If it is found that you have failed to comply with any of these requirements, the Industrial Court can order you to remedy the failure within a set timescale. If you fail to remedy the failure, the Industrial Court can issue a declaration of recognition.

During the balloting period, the union is entitled to access the workers belonging to the proposed bargaining unit. Both you and the union must not, at this time, use 'unfair practices' to influence the ballot result.

Unfair practices can include:

  • providing incentives for members to vote a certain way
  • threatening disciplinary action if a certain result is not achieved

Unfair practices complaints

An unfair practices complaint must be made on - or before - the first working day after the date of the ballot or - if votes can be cast on more than one day such as in a postal ballot - the last of those days.

Following a valid complaint, the Industrial Court normally has ten working days in which to decide whether the complaint is well founded, starting with the day after it received the complaint.

If the Industrial Court decides that the complaint is well founded, it will declare this finding and may then issue a remedial order telling the party what steps it must take in order to mitigate the effect of the unfair practice and when to take those steps by, or give notice to the parties that a secret ballot will be held - in effect ordering a new ballot.
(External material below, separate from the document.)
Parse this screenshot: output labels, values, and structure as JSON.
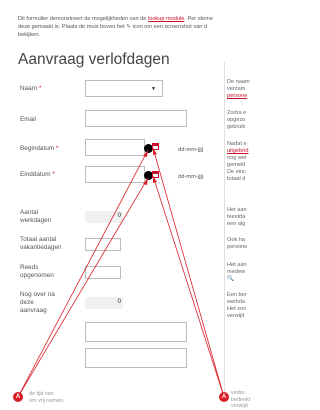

Circumstances where a ballot may be abandoned

In some circumstances, the Industrial Court has the power to cancel a ballot and make a declaration that the union is - or is not - recognised.

These circumstances are where the Industrial Court:

  • declares that an unfair practice complaint is well founded and that the unfair practice consisted of - or included - the use of violence or the dismissal of a union official
  • has issued an unfair practices remedial order and the party to whom it is issued fails to comply with it
  • having issued an unfair practices remedial order to a party, makes a further declaration that a complaint that the same party used an unfair practice is well founded

If the 'failing' party is you, the Industrial Court can declare the union recognised. If the failing party is the union, the Industrial Court may declare the union not recognised.

Where it orders a fresh ballot - or declares that the union is recognised or not recognised - the Industrial Court will:

  • Take steps to cancel the 'original' ballot. If that ballot is held anyway, the result will not have any effect.
  • If a fresh ballot is held, make certain changes to usual ballot procedure.

Informing the parties of the result of the recognition ballot

The Industrial Court informs both parties of the ballot result and its consequences.

To be recognised, the union needs the support of a majority of those voting and at least 40 per cent of those entitled to vote.

If the union fails to get the necessary support, it must wait three years before making a new application involving the same - or substantially the same - bargaining unit.

Once you have recognised a union, the collective bargaining process can begin and you have certain legal obligations towards the union and its members. See the consequences of trade union recognition.

Requests for costs for recognition ballots

Following the ballot, the QIP will normally send you and the union a demand for its costs.

The demand will show the gross costs of the ballot and the share of the cost to be paid by you and the union.

Both parties must pay the QIP within 15 working days, starting with the day after they receive the demand.

If you dispute the demand, you can appeal to an industrial tribunal within four weeks, starting with the day after you receive the demand.

For your appeal to succeed, you must show that the gross costs of the ballot are too great or your share of the costs is too great.